Bonobo Kid's Book and Website Bring Environmental Action to Children and Help to Endangered Species

Share Article

Jane Goodall wrote the compelling afterword to a children's story about a young bonobo named Lucy who lives in the Jacksonville Zoo. The book, I'm Lucy: A Day in the Life of a Young Bonobo, and the Bonobo Kids website, http://www.bonobokids.org, offer children vital information about our world and its creatures and provide real opportunities to take action for the environment and endangered species. All profits from the photograph-filled book are donated to the Bonobo Conservation Initiative (BCI) and Jane Goodall's youth organization, Roots and Shoots.

'Children and parents will fall in love with this bonobo family and this enchanting book.' From the Afterword by Jane Goodall

If you weren't in love with these primates before seeing them and reading about them in this book, you surely will be afterwards.

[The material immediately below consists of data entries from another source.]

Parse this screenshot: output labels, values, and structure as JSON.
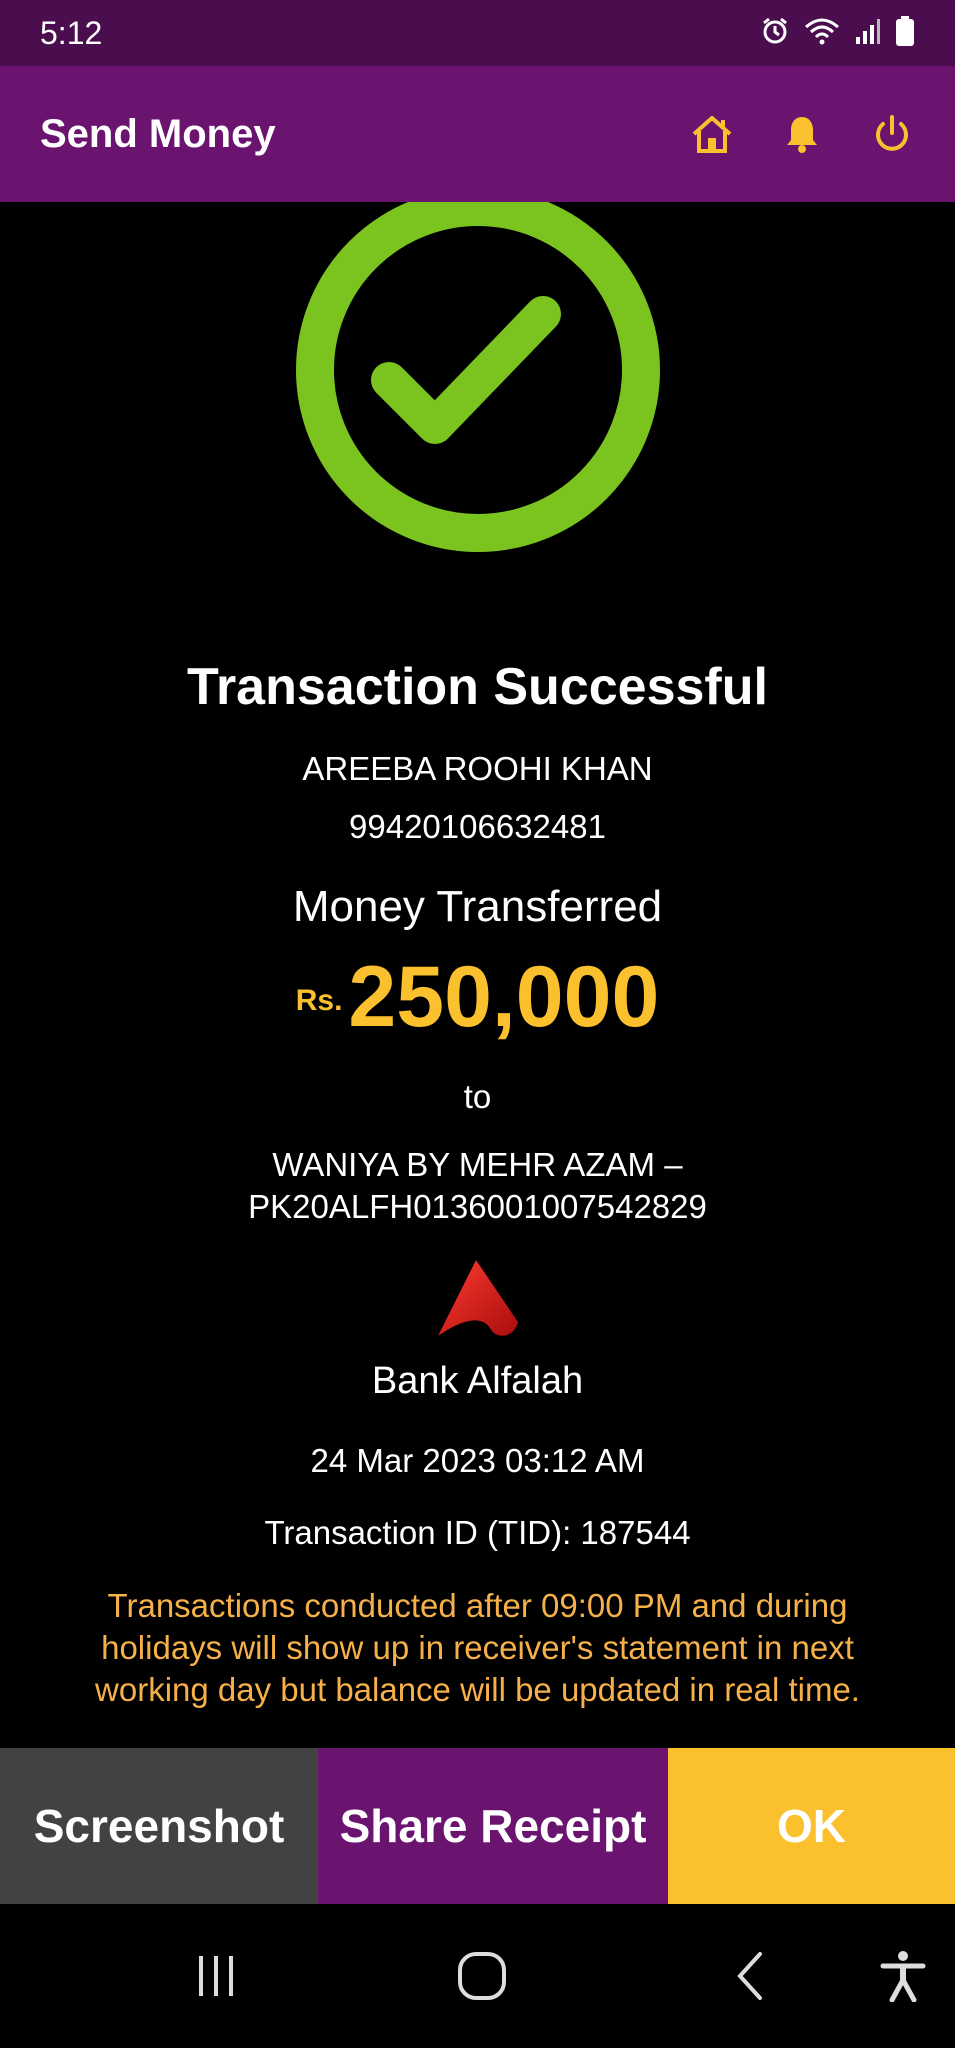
{
  "status_bar": {
    "time": "5:12",
    "icons": [
      "alarm-icon",
      "wifi-icon",
      "signal-icon",
      "battery-icon"
    ]
  },
  "app_bar": {
    "title": "Send Money",
    "actions": [
      "home-icon",
      "bell-icon",
      "power-icon"
    ],
    "accent_color": "#fbc02d",
    "background_color": "#6a1470"
  },
  "receipt": {
    "status_icon": "check-circle-icon",
    "status_color": "#7bc41f",
    "title": "Transaction Successful",
    "sender_name": "AREEBA ROOHI KHAN",
    "sender_account": "99420106632481",
    "money_label": "Money Transferred",
    "currency": "Rs.",
    "amount": "250,000",
    "to_label": "to",
    "recipient_name": "WANIYA BY MEHR AZAM –",
    "recipient_iban": "PK20ALFH0136001007542829",
    "bank_logo_icon": "bank-alfalah-logo-icon",
    "bank_name": "Bank Alfalah",
    "datetime": "24 Mar 2023 03:12 AM",
    "transaction_id": "Transaction ID (TID): 187544",
    "notice": "Transactions conducted after 09:00 PM and during holidays will show up in receiver's statement in next working day but balance will be updated in real time."
  },
  "actions": {
    "screenshot_label": "Screenshot",
    "share_label": "Share Receipt",
    "ok_label": "OK"
  },
  "nav_bar": {
    "items": [
      "recent-apps-icon",
      "home-circle-icon",
      "back-icon",
      "accessibility-icon"
    ]
  }
}
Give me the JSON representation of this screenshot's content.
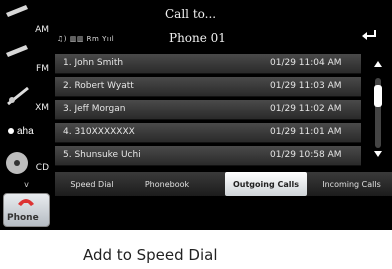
{
  "header": {
    "title": "Call to...",
    "subtitle": "Phone 01",
    "status": "♫) ▥▥ Rm Yııl"
  },
  "sources": {
    "am": "AM",
    "fm": "FM",
    "xm": "XM",
    "aha": "aha",
    "cd": "CD",
    "more": "v",
    "phone": "Phone"
  },
  "calls": [
    {
      "name": "1. John Smith",
      "time": "01/29 11:04 AM"
    },
    {
      "name": "2. Robert Wyatt",
      "time": "01/29 11:03 AM"
    },
    {
      "name": "3. Jeff Morgan",
      "time": "01/29 11:02 AM"
    },
    {
      "name": "4. 310XXXXXXX",
      "time": "01/29 11:01 AM"
    },
    {
      "name": "5. Shunsuke Uchi",
      "time": "01/29 10:58 AM"
    }
  ],
  "tabs": {
    "speed_dial": "Speed Dial",
    "phonebook": "Phonebook",
    "outgoing": "Outgoing Calls",
    "incoming": "Incoming Calls"
  },
  "active_tab": "Outgoing Calls",
  "scroll": {
    "position_fraction": 0.15
  },
  "caption": "Add to Speed Dial"
}
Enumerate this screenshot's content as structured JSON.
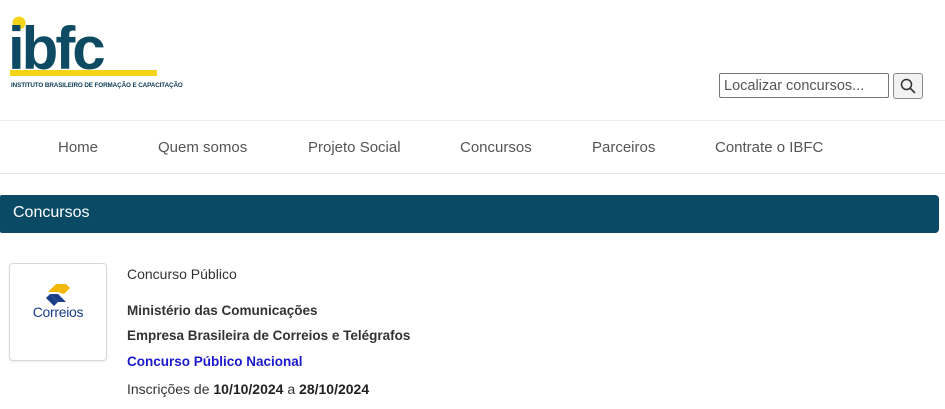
{
  "header": {
    "logo_text": "ibfc",
    "logo_subtitle": "INSTITUTO BRASILEIRO DE FORMAÇÃO E CAPACITAÇÃO",
    "search_placeholder": "Localizar concursos...",
    "search_icon": "search-icon"
  },
  "nav": {
    "items": [
      {
        "label": "Home"
      },
      {
        "label": "Quem somos"
      },
      {
        "label": "Projeto Social"
      },
      {
        "label": "Concursos"
      },
      {
        "label": "Parceiros"
      },
      {
        "label": "Contrate o IBFC"
      }
    ]
  },
  "section": {
    "title": "Concursos"
  },
  "listing": {
    "logo_label": "Correios",
    "type": "Concurso Público",
    "organization": "Ministério das Comunicações",
    "entity": "Empresa Brasileira de Correios e Telégrafos",
    "link_text": "Concurso Público Nacional",
    "inscricoes_prefix": "Inscrições de",
    "inscricoes_start": "10/10/2024",
    "inscricoes_sep": "a",
    "inscricoes_end": "28/10/2024"
  },
  "colors": {
    "brand_dark": "#0b4a65",
    "brand_yellow": "#f5d417",
    "link": "#1a1acc"
  }
}
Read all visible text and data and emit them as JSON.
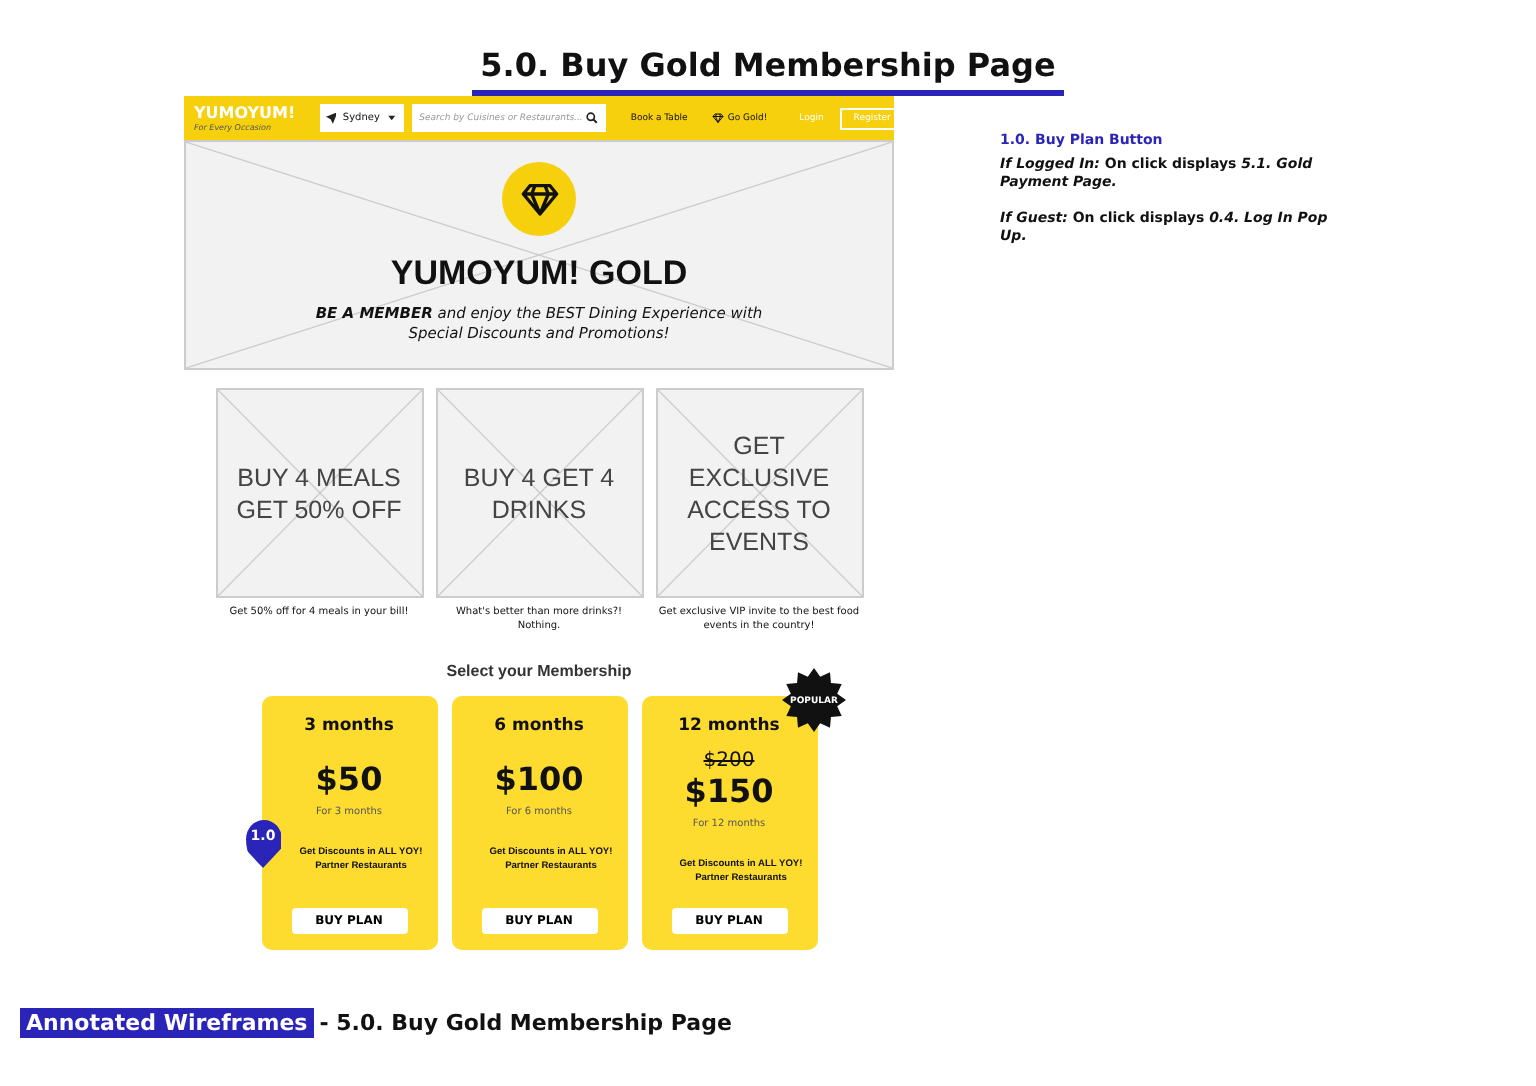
{
  "page_title": "5.0. Buy Gold Membership Page",
  "navbar": {
    "logo": "YUMOYUM!",
    "tagline": "For Every Occasion",
    "location": "Sydney",
    "search": {
      "placeholder": "Search by Cuisines or Restaurants..."
    },
    "links": [
      "Book a Table",
      "Go Gold!",
      "Login"
    ],
    "register": "Register"
  },
  "hero": {
    "title": "YUMOYUM! GOLD",
    "subtitle": "**BE A MEMBER** and enjoy the BEST Dining Experience with Special Discounts and Promotions!"
  },
  "benefits": [
    {
      "headline": "BUY 4 MEALS GET 50% OFF",
      "caption": "Get 50% off for 4 meals in your bill!"
    },
    {
      "headline": "BUY 4 GET 4 DRINKS",
      "caption": "What's better than more drinks?! Nothing."
    },
    {
      "headline": "GET EXCLUSIVE ACCESS TO EVENTS",
      "caption": "Get exclusive VIP invite to the best food events in the country!"
    }
  ],
  "membership": {
    "heading": "Select your Membership",
    "plans": [
      {
        "duration": "3 months",
        "price": "$50",
        "period": "For 3 months",
        "features": "Get Discounts in ALL YOY! Partner Restaurants",
        "button": "BUY PLAN",
        "popular": false,
        "marker": "1.0"
      },
      {
        "duration": "6 months",
        "price": "$100",
        "period": "For 6 months",
        "features": "Get Discounts in ALL YOY! Partner Restaurants",
        "button": "BUY PLAN",
        "popular": false
      },
      {
        "duration": "12 months",
        "old_price": "$200",
        "price": "$150",
        "period": "For 12 months",
        "features": "Get Discounts in ALL YOY! Partner Restaurants",
        "button": "BUY PLAN",
        "popular": true,
        "badge": "POPULAR"
      }
    ]
  },
  "annotations": [
    {
      "title": "1.0. Buy Plan Button",
      "notes": [
        "*If Logged In:* On click displays *5.1. Gold Payment Page.*",
        "*If Guest:* On click displays *0.4. Log In Pop Up.*"
      ]
    }
  ],
  "footer": {
    "tag": "Annotated Wireframes",
    "text": "- 5.0. Buy Gold Membership Page"
  }
}
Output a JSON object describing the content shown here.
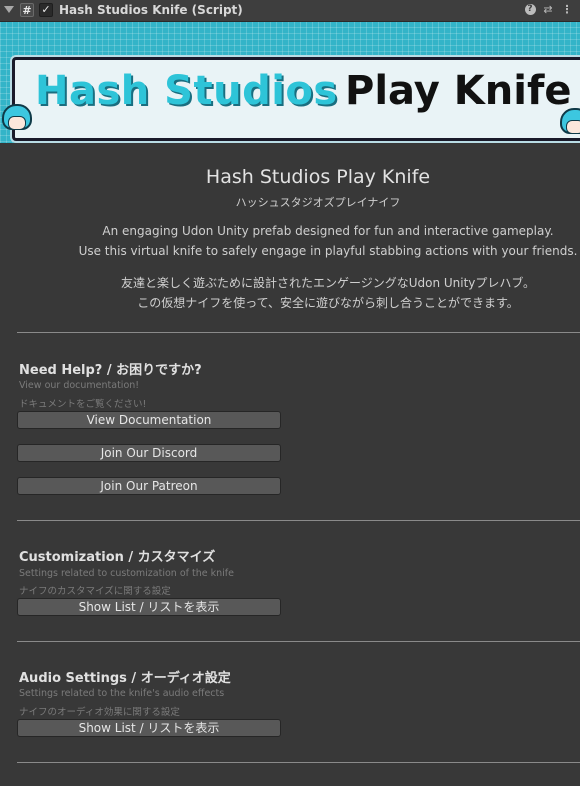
{
  "component": {
    "title": "Hash Studios Knife (Script)",
    "script_icon_glyph": "#",
    "enabled_glyph": "✓",
    "help_glyph": "?",
    "preset_glyph": "⇄",
    "more_glyph": "⋮"
  },
  "banner": {
    "brand": "Hash Studios",
    "product": "Play Knife"
  },
  "intro": {
    "title": "Hash Studios Play Knife",
    "title_jp": "ハッシュスタジオズプレイナイフ",
    "desc_en_1": "An engaging Udon Unity prefab designed for fun and interactive gameplay.",
    "desc_en_2": "Use this virtual knife to safely engage in playful stabbing actions with your friends.",
    "desc_jp_1": "友達と楽しく遊ぶために設計されたエンゲージングなUdon Unityプレハブ。",
    "desc_jp_2": "この仮想ナイフを使って、安全に遊びながら刺し合うことができます。"
  },
  "help": {
    "title": "Need Help? / お困りですか?",
    "sub_en": "View our documentation!",
    "sub_jp": "ドキュメントをご覧ください!",
    "buttons": [
      "View Documentation",
      "Join Our Discord",
      "Join Our Patreon"
    ]
  },
  "customization": {
    "title": "Customization / カスタマイズ",
    "sub_en": "Settings related to customization of the knife",
    "sub_jp": "ナイフのカスタマイズに関する設定",
    "button": "Show List / リストを表示"
  },
  "audio": {
    "title": "Audio Settings / オーディオ設定",
    "sub_en": "Settings related to the knife's audio effects",
    "sub_jp": "ナイフのオーディオ効果に関する設定",
    "button": "Show List / リストを表示"
  },
  "colors": {
    "background": "#383838",
    "button": "#585858",
    "banner_accent": "#33b4c8"
  }
}
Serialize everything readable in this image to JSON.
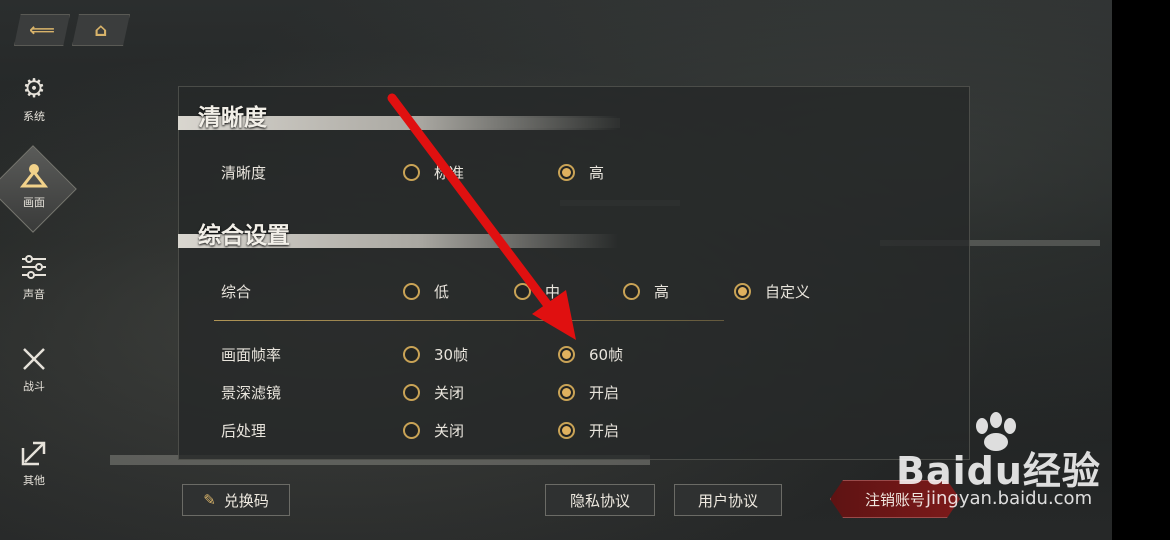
{
  "nav": {
    "back_icon": "back-arrow-icon",
    "home_icon": "home-icon"
  },
  "sidebar": {
    "items": [
      {
        "label": "系统",
        "icon": "gear-icon"
      },
      {
        "label": "画面",
        "icon": "graphics-icon",
        "active": true
      },
      {
        "label": "声音",
        "icon": "sliders-icon"
      },
      {
        "label": "战斗",
        "icon": "crossed-swords-icon"
      },
      {
        "label": "其他",
        "icon": "expand-arrow-icon"
      }
    ]
  },
  "sections": {
    "clarity": {
      "title": "清晰度",
      "rows": [
        {
          "label": "清晰度",
          "options": [
            "标准",
            "高"
          ],
          "selected": "高"
        }
      ]
    },
    "general": {
      "title": "综合设置",
      "preset": {
        "label": "综合",
        "options": [
          "低",
          "中",
          "高",
          "自定义"
        ],
        "selected": "自定义"
      },
      "rows": [
        {
          "label": "画面帧率",
          "options": [
            "30帧",
            "60帧"
          ],
          "selected": "60帧"
        },
        {
          "label": "景深滤镜",
          "options": [
            "关闭",
            "开启"
          ],
          "selected": "开启"
        },
        {
          "label": "后处理",
          "options": [
            "关闭",
            "开启"
          ],
          "selected": "开启"
        }
      ]
    }
  },
  "footer": {
    "redeem": "兑换码",
    "privacy": "隐私协议",
    "user_agreement": "用户协议",
    "logout": "注销账号"
  },
  "watermark": {
    "main": "Baidu经验",
    "sub": "jingyan.baidu.com"
  },
  "colors": {
    "accent": "#e0b15e",
    "annotation": "#e01010",
    "danger": "#7c1a1a"
  }
}
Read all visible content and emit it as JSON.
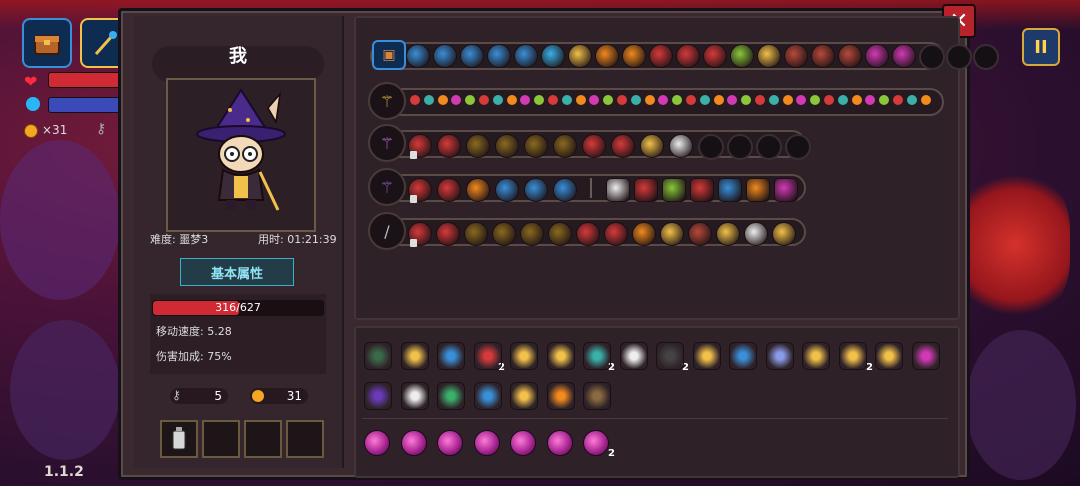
{
  "hud": {
    "coins": "×31",
    "version": "1.1.2"
  },
  "buttons": {
    "close": "✕",
    "pause": "II"
  },
  "player": {
    "name": "我",
    "difficulty_label": "难度: 噩梦3",
    "time_label": "用时: 01:21:39",
    "attributes_button": "基本属性",
    "hp": "316/627",
    "hp_fraction": 0.504,
    "move_speed": "移动速度: 5.28",
    "damage_bonus": "伤害加成: 75%",
    "keys": "5",
    "coins": "31"
  },
  "colors": {
    "gold": "#f2c14a",
    "red": "#d63a3a",
    "blue": "#3a8fd8",
    "magenta": "#d23ab4",
    "orange": "#f28a1e",
    "teal": "#3ab0a8"
  },
  "item_badges": {
    "b1": "2",
    "b2": "2",
    "b3": "2",
    "b4": "2",
    "b5": "2"
  }
}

Jane Goodall provided the afterword and stunning backdrop for a new children's book and interactive website that connects children to endangered bonobos and the environment through awareness and action. Author Mathea Levine and photographer Marian Brickner introduce the world to a young bonobo who lives in the Jacksonville Zoo in I'm Lucy: A Day in the Life of a Young Bonobo. All profits from the book benefit the Bonobo Conservation Initiative (BCI) and Jane Goodall's youth organization, Roots and Shoots, when bought through the Bonobo Kids interactive website, Bonobo Kids.

"I'm Lucy and the Bonobo Kids website extend the work we're doing at BCI to the next generation of stewards for the Earth and its creatures," says Sally Jewell Coxe, president and co-founder of the Bonobo Conservation Initiative. "Mathea and Marian have captured all that make bonobos so special - their human likeness, their playfulness and their capacity to love. They are making a wonderful way for kids to learn, to get involved and to really make a difference."

Bonobos share 98.7% of human DNA and are distinguished from other great apes by their matriarchal and cooperative society. While over 100 bonobos like Lucy and her family currently live in zoos, wild bonobos are found only in the Democratic Republic of Congo where they are often hunted and their habitat is at risk from human encroachment and environmental destruction. In recent years, the bonobo population has dropped drastically, placing these endangered creatures devastatingly close to total extinction.

"It's wonderful that the lives of our Zoo's bonobo family, one of the most endangered species, were communicated in such way that children and adults alike can enjoy and learn," said Janet Johnson, Director of Guest Operations and Marketing at Jacksonville Zoo and Gardens. "If you weren't in love with these primates before seeing them and reading about them in this book, you surely will be afterwards."

At the Bonobo Kids website, kids and their adults find expanded information about bonobos, great apes, other endangered species and the environment. On the inside cover of I'm Lucy, readers find a secret password that allows them to garner detailed information about specific bonobos around the world. The Bonobo Challenge Blog keeps kids involved and in the know while also hosting contests, setting creative challenges and highlighting Bonobo Kids who perform extraordinary green, humanitarian and animal rights acts.

Bonobo Kids will be featured at the Bonobo Benefit for BCI sponsored by Peter Gabriel's organization, Inter-Species Internet, at Jivamukti Yoga School, May 31st 8:00-10:30pm, 841 Broadway, Manhattan featuring music by Tony Levin and Wynne Paris and a presentation for Sally Jewell Coxe.

###

Share article on social media or email:

View article via:

Pdf Print

Contact Author

Julie Roads
Visit website